customizable displays; and
uniform functionality across various platforms.
Version 6.02 was released on May 28, 2008. BiblioteQ is available for download from SourceForge.net.
BiblioteQ web site: http://biblioteq.sourceforge.net/
GreyNet's Conference Based Research Now Accessible via OpenSIGLE Repository
GreyNet recently signed on to the OpenSIGLE (System for Information on Grey Literature in Europe) repository and in so doing seeks to better preserve and make openly available research results originating in the International Conference Series on Grey Literature. In April 2008, the first test batch containing records from the Eighth International Conference on Grey Literature (GL8, 2006) was uploaded. A few minor problems were encountered and were successfully resolved. The metadata records and corresponding attachments are now available for search and retrieval in OpenSIGLE.
For direct access to the GL8 conference records: http://opensigle.inist.fr/handle/opensigle/697758
OpenSIGLE repository: http://opensigle.inist.fr/
About OpenSIGLE: http://opensigle.inist.fr/pages/about.jsp
National Diet Library of Japan Report on Preservation of Digital Information

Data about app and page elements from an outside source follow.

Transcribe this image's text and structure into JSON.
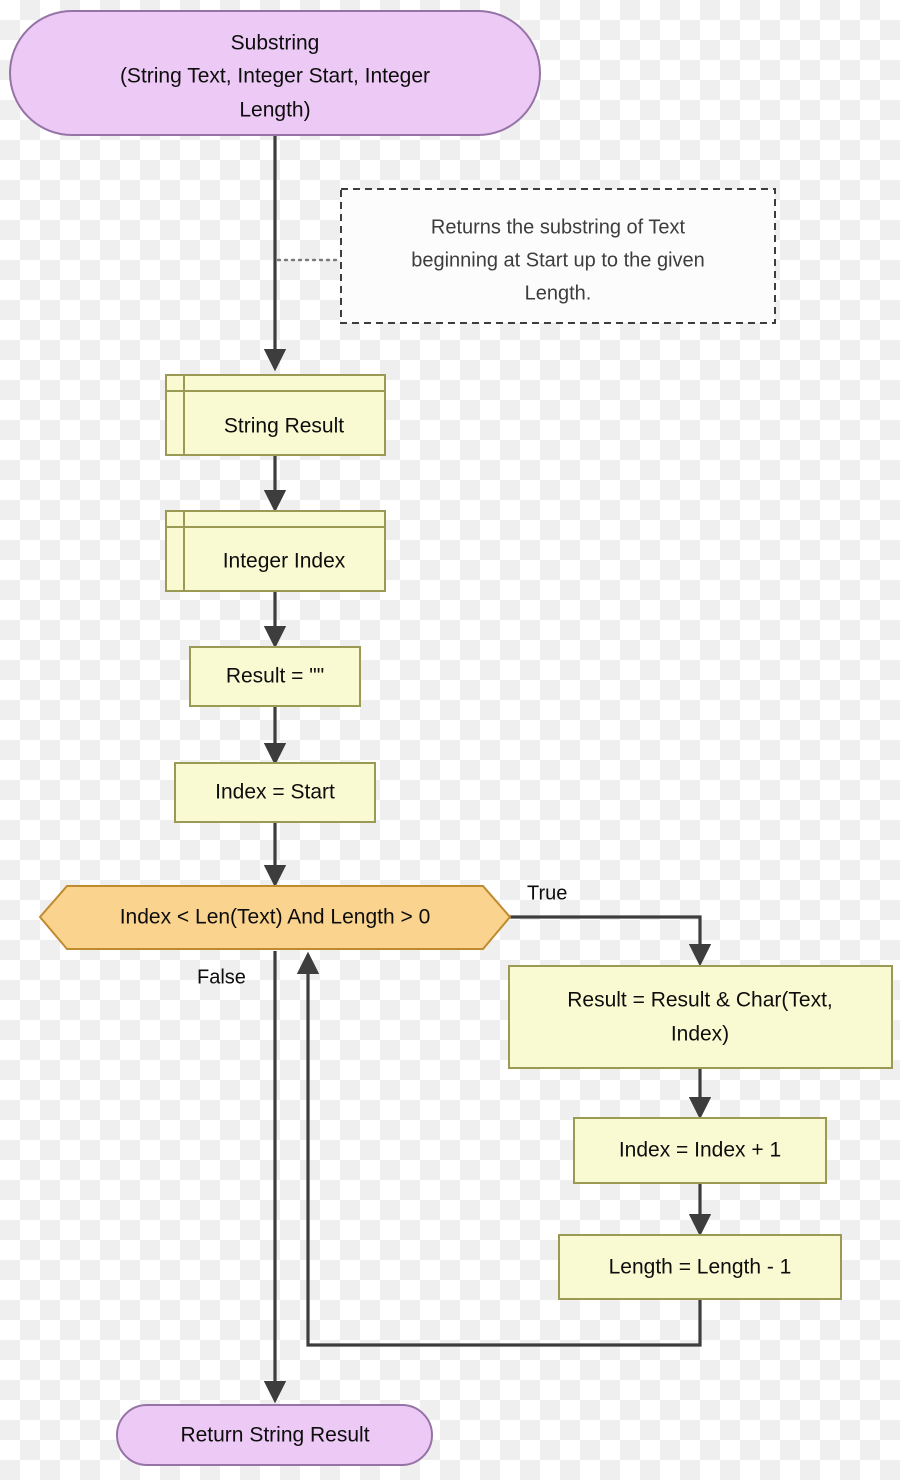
{
  "diagram": {
    "title": "Substring function flowchart",
    "colors": {
      "terminal_fill": "#edc9f5",
      "terminal_stroke": "#9673a6",
      "process_fill": "#fafad2",
      "process_stroke": "#9a9a55",
      "decision_fill": "#fad38e",
      "decision_stroke": "#c08a2e",
      "edge": "#3d3d3d",
      "comment_fill": "#fcfcfc",
      "comment_stroke": "#3d3d3d"
    },
    "nodes": {
      "start": {
        "shape": "terminal",
        "line1": "Substring",
        "line2": "(String Text, Integer Start, Integer",
        "line3": "Length)"
      },
      "comment": {
        "shape": "comment",
        "line1": "Returns the substring of Text",
        "line2": "beginning at Start up to the given",
        "line3": "Length."
      },
      "decl_result": {
        "shape": "declaration",
        "label": "String Result"
      },
      "decl_index": {
        "shape": "declaration",
        "label": "Integer Index"
      },
      "init_result": {
        "shape": "process",
        "label": "Result = \"\""
      },
      "init_index": {
        "shape": "process",
        "label": "Index = Start"
      },
      "condition": {
        "shape": "decision",
        "label": "Index < Len(Text) And Length > 0"
      },
      "append_char": {
        "shape": "process",
        "line1": "Result = Result & Char(Text,",
        "line2": "Index)"
      },
      "inc_index": {
        "shape": "process",
        "label": "Index = Index + 1"
      },
      "dec_length": {
        "shape": "process",
        "label": "Length = Length - 1"
      },
      "return": {
        "shape": "terminal",
        "label": "Return String Result"
      }
    },
    "edge_labels": {
      "true": "True",
      "false": "False"
    }
  }
}
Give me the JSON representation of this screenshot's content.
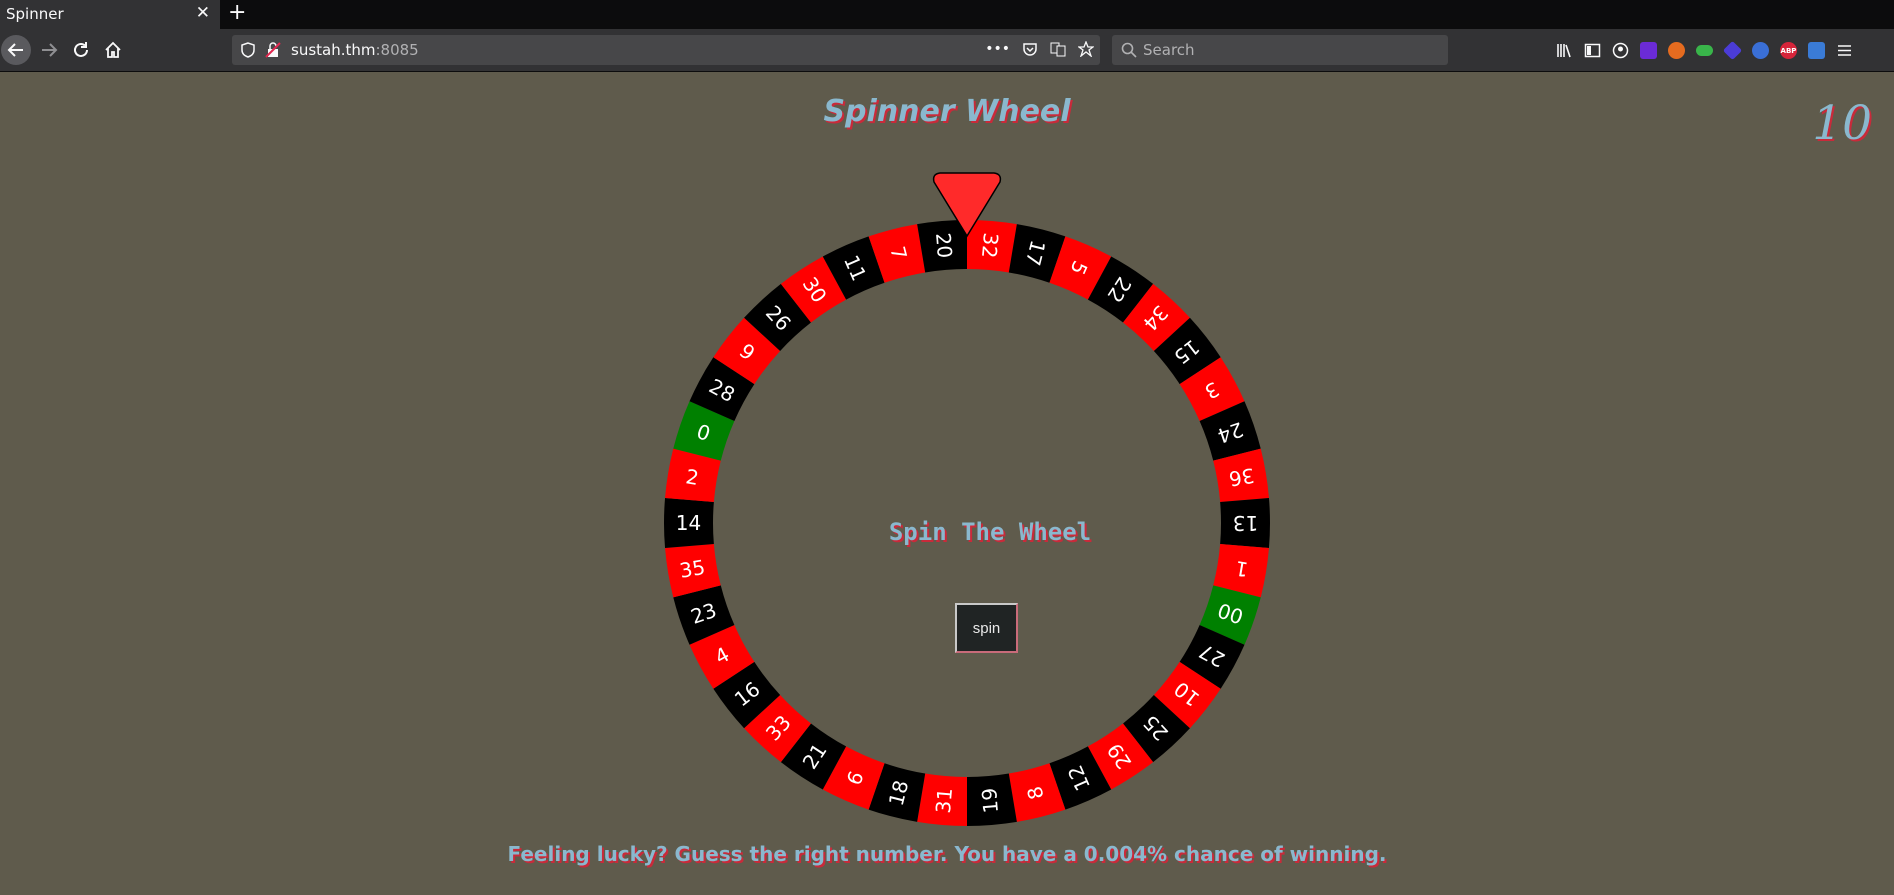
{
  "browser": {
    "tab_title": "Spinner",
    "url_host": "sustah.thm",
    "url_port": ":8085",
    "search_placeholder": "Search"
  },
  "page": {
    "title": "Spinner Wheel",
    "score": "10",
    "spin_heading": "Spin The Wheel",
    "spin_button": "spin",
    "footer": "Feeling lucky? Guess the right number. You have a 0.004% chance of winning."
  },
  "wheel": {
    "pockets": [
      "32",
      "17",
      "5",
      "22",
      "34",
      "15",
      "3",
      "24",
      "36",
      "13",
      "1",
      "00",
      "27",
      "10",
      "25",
      "29",
      "12",
      "8",
      "19",
      "31",
      "18",
      "6",
      "21",
      "33",
      "16",
      "4",
      "23",
      "35",
      "14",
      "2",
      "0",
      "28",
      "9",
      "26",
      "30",
      "11",
      "7",
      "20"
    ],
    "colors": {
      "red": "#ff0000",
      "black": "#000000",
      "green": "#008000",
      "pointer": "#ff2a2a"
    }
  }
}
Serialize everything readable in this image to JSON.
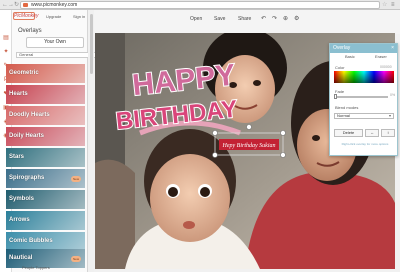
{
  "browser": {
    "back": "←",
    "forward": "→",
    "reload": "↻",
    "url": "www.picmonkey.com",
    "star": "☆",
    "menu": "≡"
  },
  "header": {
    "logo": "PicMonkey",
    "upgrade": "Upgrade",
    "signin": "Sign in"
  },
  "overlays_panel": {
    "title": "Overlays",
    "your_own_button": "Your Own",
    "category_select": "General",
    "items": [
      {
        "label": "Geometric",
        "color": "#d45a4c",
        "badge": ""
      },
      {
        "label": "Hearts",
        "color": "#c7424f",
        "badge": ""
      },
      {
        "label": "Doodly Hearts",
        "color": "#d86a6a",
        "badge": ""
      },
      {
        "label": "Doily Hearts",
        "color": "#c94b5a",
        "badge": ""
      },
      {
        "label": "Stars",
        "color": "#2f6f7e",
        "badge": ""
      },
      {
        "label": "Spirographs",
        "color": "#3a6e8a",
        "badge": "New"
      },
      {
        "label": "Symbols",
        "color": "#1f5c6e",
        "badge": ""
      },
      {
        "label": "Arrows",
        "color": "#2a7f9a",
        "badge": ""
      },
      {
        "label": "Comic Bubbles",
        "color": "#3b8eaa",
        "badge": ""
      },
      {
        "label": "Nautical",
        "color": "#1d5d77",
        "badge": "New"
      }
    ],
    "bottom_label": "People Toppers"
  },
  "toolbar": {
    "open": "Open",
    "save": "Save",
    "share": "Share",
    "undo_icon": "↶",
    "redo_icon": "↷",
    "zoom_icon": "⊕",
    "settings_icon": "⚙"
  },
  "canvas": {
    "happy_text": "HAPPY",
    "birthday_text": "BIRTHDAY",
    "banner_text": "Hepy Birthday Sukian"
  },
  "overlay_window": {
    "title": "Overlay",
    "close": "×",
    "tab_basic": "Basic",
    "tab_eraser": "Eraser",
    "color_label": "Color",
    "color_value": "000000",
    "fade_label": "Fade",
    "fade_value": "0%",
    "fade_level": 0,
    "blend_label": "Blend modes",
    "blend_value": "Normal",
    "delete_button": "Delete",
    "flip_h_icon": "↔",
    "flip_v_icon": "↕",
    "hint": "Right-click overlay for more options"
  }
}
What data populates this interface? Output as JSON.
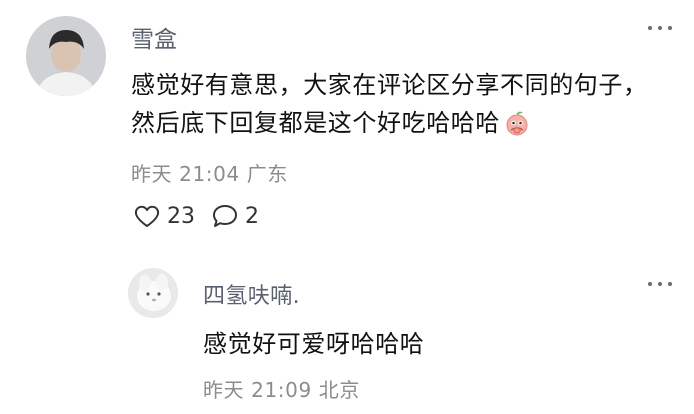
{
  "comment": {
    "author": "雪盒",
    "text": "感觉好有意思，大家在评论区分享不同的句子，然后底下回复都是这个好吃哈哈哈",
    "emoji_icon": "peach-face-emoji-icon",
    "time": "昨天 21:04",
    "location": "广东",
    "likes": "23",
    "comments": "2"
  },
  "reply": {
    "author": "四氢呋喃.",
    "text": "感觉好可爱呀哈哈哈",
    "time": "昨天 21:09",
    "location": "北京"
  },
  "colors": {
    "author": "#59606e",
    "meta": "#8c8c8c",
    "text": "#111111",
    "emoji": "#f29a8e"
  }
}
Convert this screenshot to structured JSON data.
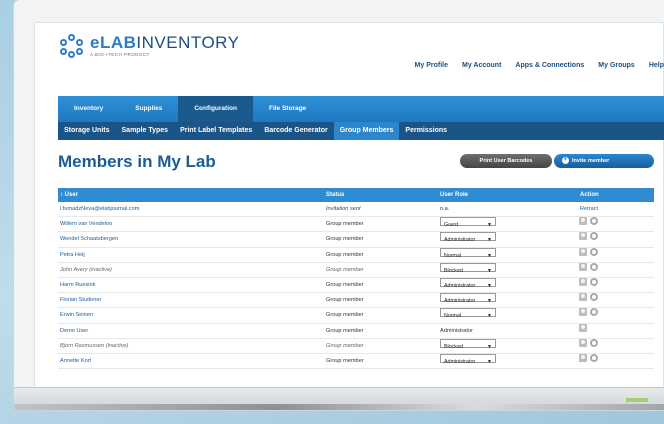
{
  "brand": {
    "name_bold": "eLAB",
    "name_rest": "INVENTORY",
    "tagline": "A BIO-ITECH PRODUCT"
  },
  "topnav": [
    "My Profile",
    "My Account",
    "Apps & Connections",
    "My Groups",
    "Help"
  ],
  "mainnav": [
    {
      "label": "Inventory",
      "active": false
    },
    {
      "label": "Supplies",
      "active": false
    },
    {
      "label": "Configuration",
      "active": true
    },
    {
      "label": "File Storage",
      "active": false
    }
  ],
  "subnav": [
    {
      "label": "Storage Units",
      "active": false
    },
    {
      "label": "Sample Types",
      "active": false
    },
    {
      "label": "Print Label Templates",
      "active": false
    },
    {
      "label": "Barcode Generator",
      "active": false
    },
    {
      "label": "Group Members",
      "active": true
    },
    {
      "label": "Permissions",
      "active": false
    }
  ],
  "page_title": "Members in My Lab",
  "buttons": {
    "print": "Print User Barcodes",
    "invite": "Invite member"
  },
  "table": {
    "headers": {
      "user": "↕ User",
      "status": "Status",
      "role": "User Role",
      "action": "Action"
    },
    "rows": [
      {
        "user": "l.fumadzNeva@elabjournal.com",
        "status": "Invitation sent",
        "role": "n.a.",
        "action": "Retract",
        "type": "invite"
      },
      {
        "user": "Willem van Vendeloo",
        "status": "Group member",
        "role": "Guest",
        "action": "icons",
        "type": "select"
      },
      {
        "user": "Wendel Schaatsbergen",
        "status": "Group member",
        "role": "Administrator",
        "action": "icons",
        "type": "select"
      },
      {
        "user": "Petra Heij",
        "status": "Group member",
        "role": "Normal",
        "action": "icons",
        "type": "select"
      },
      {
        "user": "John Avery (inactive)",
        "status": "Group member",
        "role": "Blocked",
        "action": "icons",
        "type": "select",
        "inactive": true
      },
      {
        "user": "Harm Ruesink",
        "status": "Group member",
        "role": "Administrator",
        "action": "icons",
        "type": "select"
      },
      {
        "user": "Florian Studener",
        "status": "Group member",
        "role": "Administrator",
        "action": "icons",
        "type": "select"
      },
      {
        "user": "Erwin Seinen",
        "status": "Group member",
        "role": "Normal",
        "action": "icons",
        "type": "select"
      },
      {
        "user": "Demo User",
        "status": "Group member",
        "role": "Administrator",
        "action": "user-icon",
        "type": "text"
      },
      {
        "user": "Bjorn Rasmussen (inactive)",
        "status": "Group member",
        "role": "Blocked",
        "action": "icons",
        "type": "select",
        "inactive": true
      },
      {
        "user": "Annette Kort",
        "status": "Group member",
        "role": "Administrator",
        "action": "icons",
        "type": "select"
      }
    ]
  }
}
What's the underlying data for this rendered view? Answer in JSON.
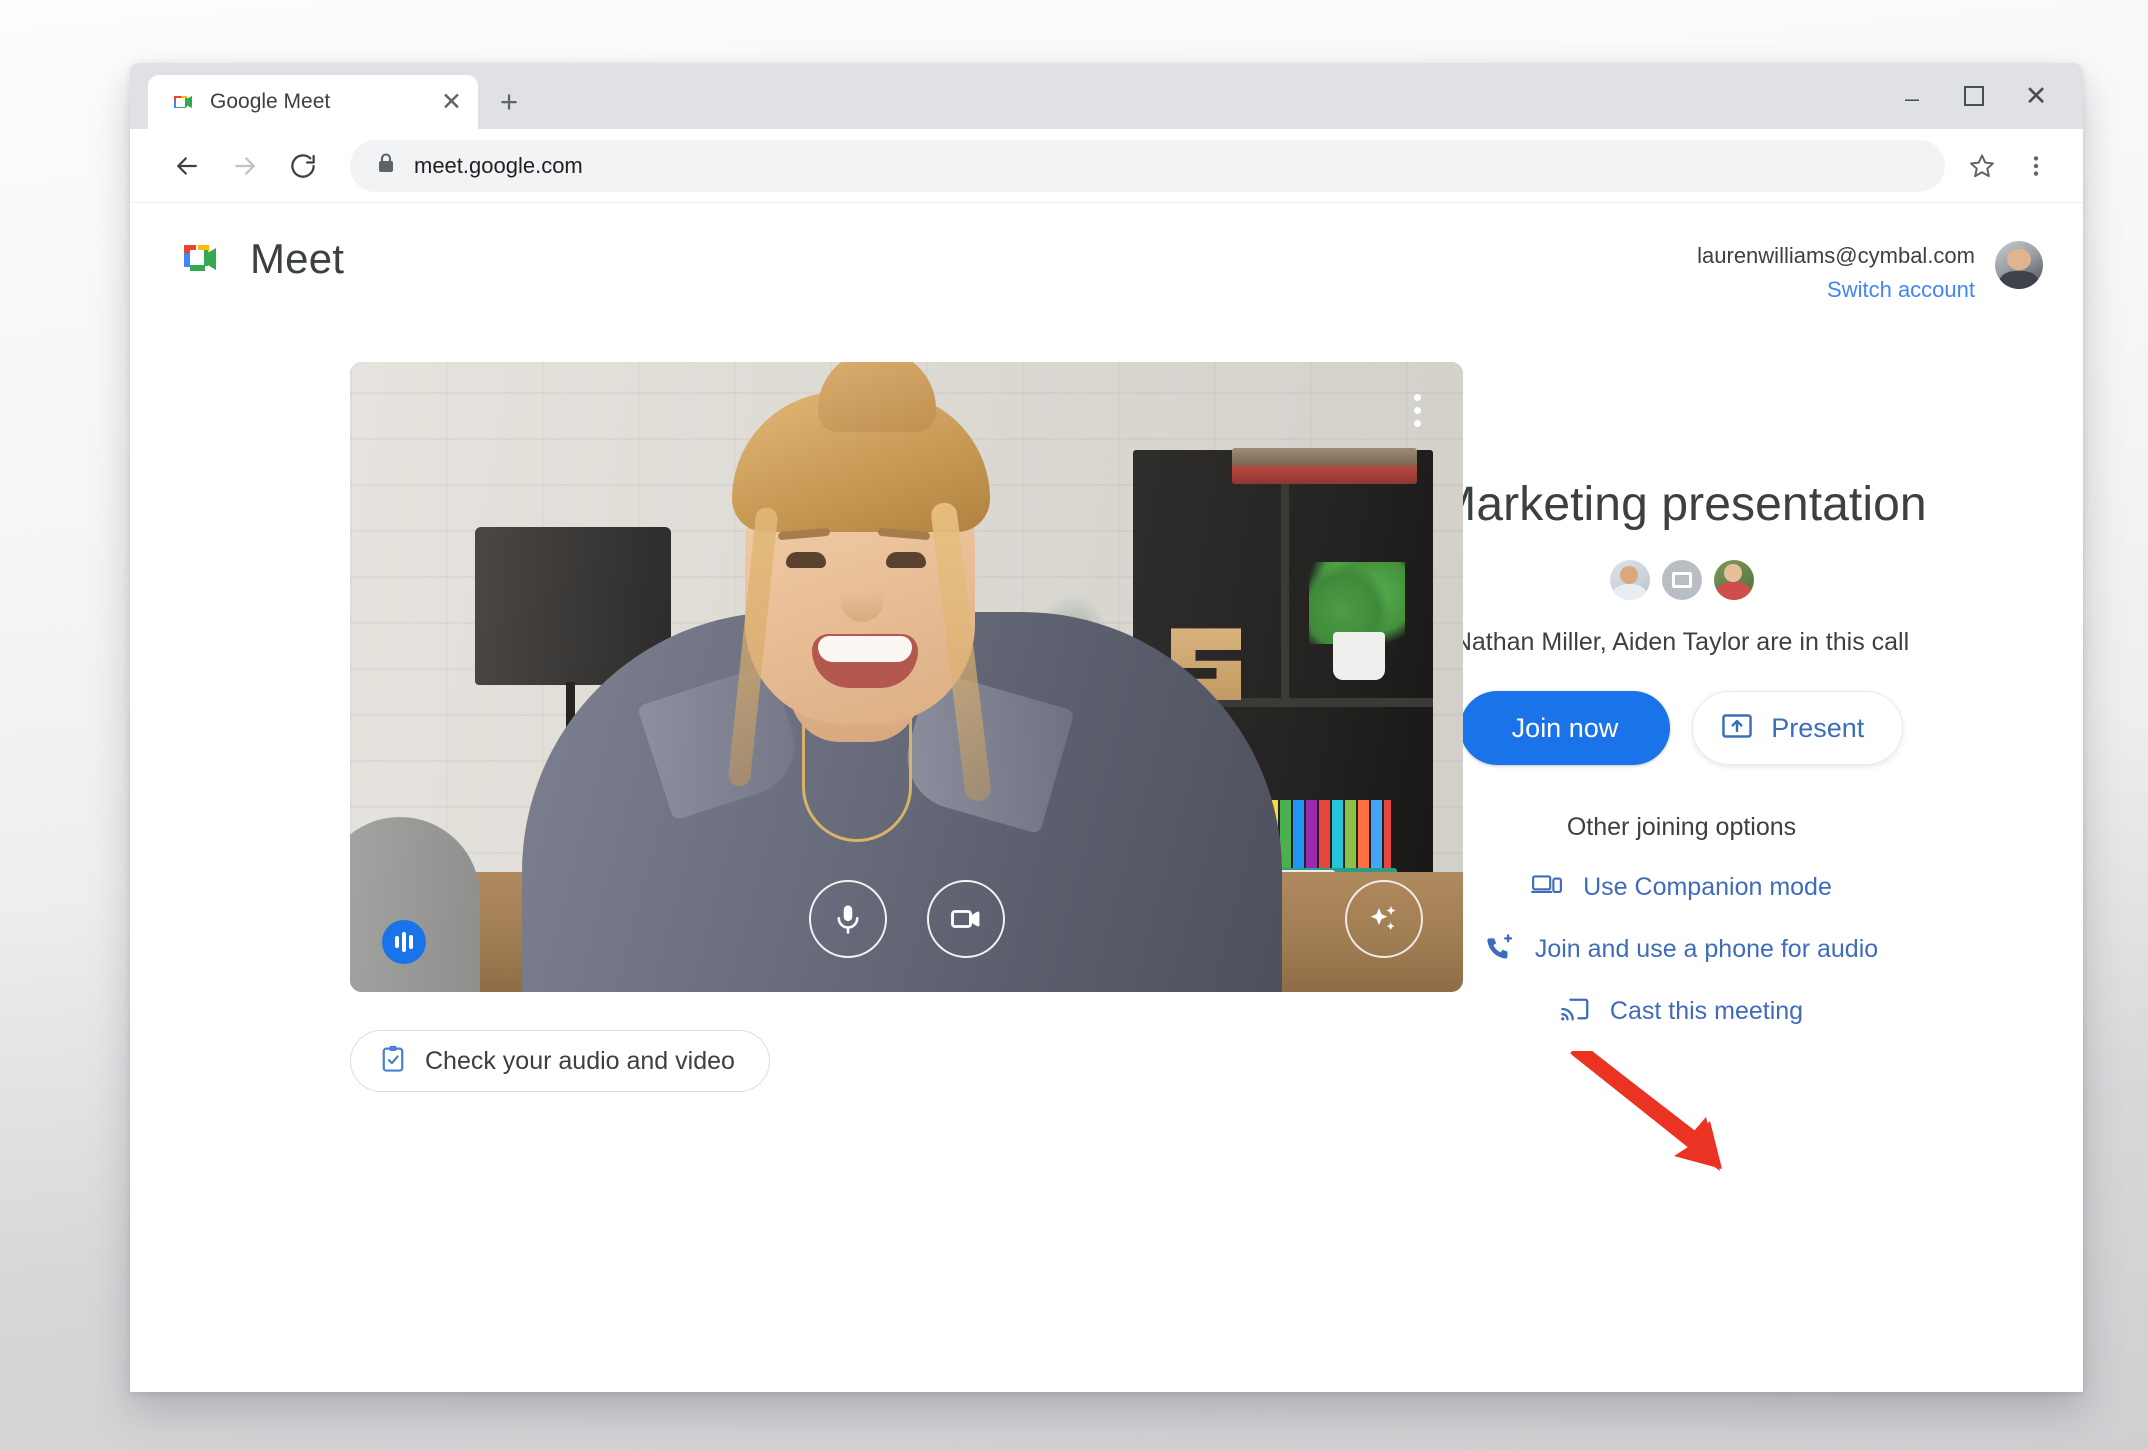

The National Diet Library of Japan (NDL) has announced the publication on its web site of its research report, “Ensuring long-term preservation and usability of digital information (NDL Research Report No. 6)”. The report describes the need to ensure long-term preservation and accessibility of digital information, including Internet resources and packaged digital publications such as CDs, DVDs and software. This is a compiled report of NDL's FY2003 and FY2004 studies about usability of packaged digital publications.
The report includes:
(1) Summaries of studies conducted by the NDL for ensuring long-term access to digital information.
(2) Introduction of the NDL Digital Archiving System.
(3) Links to the sources of information on the international standards, guidelines, projects, papers and reports, relating to long-term use and preservation of digital information.
The report is available (in English) at: www.ndl.go.jp/en/aboutus/pdf/report_no6.pdf
Keeping Research Data Safe: Preservation Report from JISC
The online executive summary and full report (pdf file) of the JISC-funded research data preservation costs study titled “Keeping Research Data Safe: a cost model and guidance for UK Universities” has been published and can be downloaded from the JISC website at www.jisc.ac.uk/publications/publications/keepingresearchdatasafe.aspx. The study has investigated the medium to long term costs to Higher Education Institutions of the preservation of research data and developed guidance to HEFCE and institutions on these issues.
The study uncovered a lot of valuable data and approaches and it is hoped this can be built on by future studies and implementation and testing. The study makes ten recommendations on future work and implementation. The report itself has chapters covering the introduction, methodology, benefits of research data preservation, describing the cost framework and its use, key cost variables and units, the activity model and resources template, overviews of the case studies, issues universities need to consider, different service models and structures, conclusions and recommendations. There are also four detailed case studies covering the Universities of Cambridge, King's College London, Southampton, and the Archaeology Data Service (University of York).
Although focused on UK universities in particular, it should be of interest to anyone involved with research data or interested generally in the costs of digital preservation.
Comments and Feedback via the blog at: http://blog.beagrie.com/archives/2008/05/14/just-published-research-data-preservation-costs-report/or via email to firstname.lastname@example.org welcome!
Keeping Research Data Safe Report (pdf 1Mb): www.jisc.ac.uk/media/documents/publications/keepingresearchdatasafe0408.pdf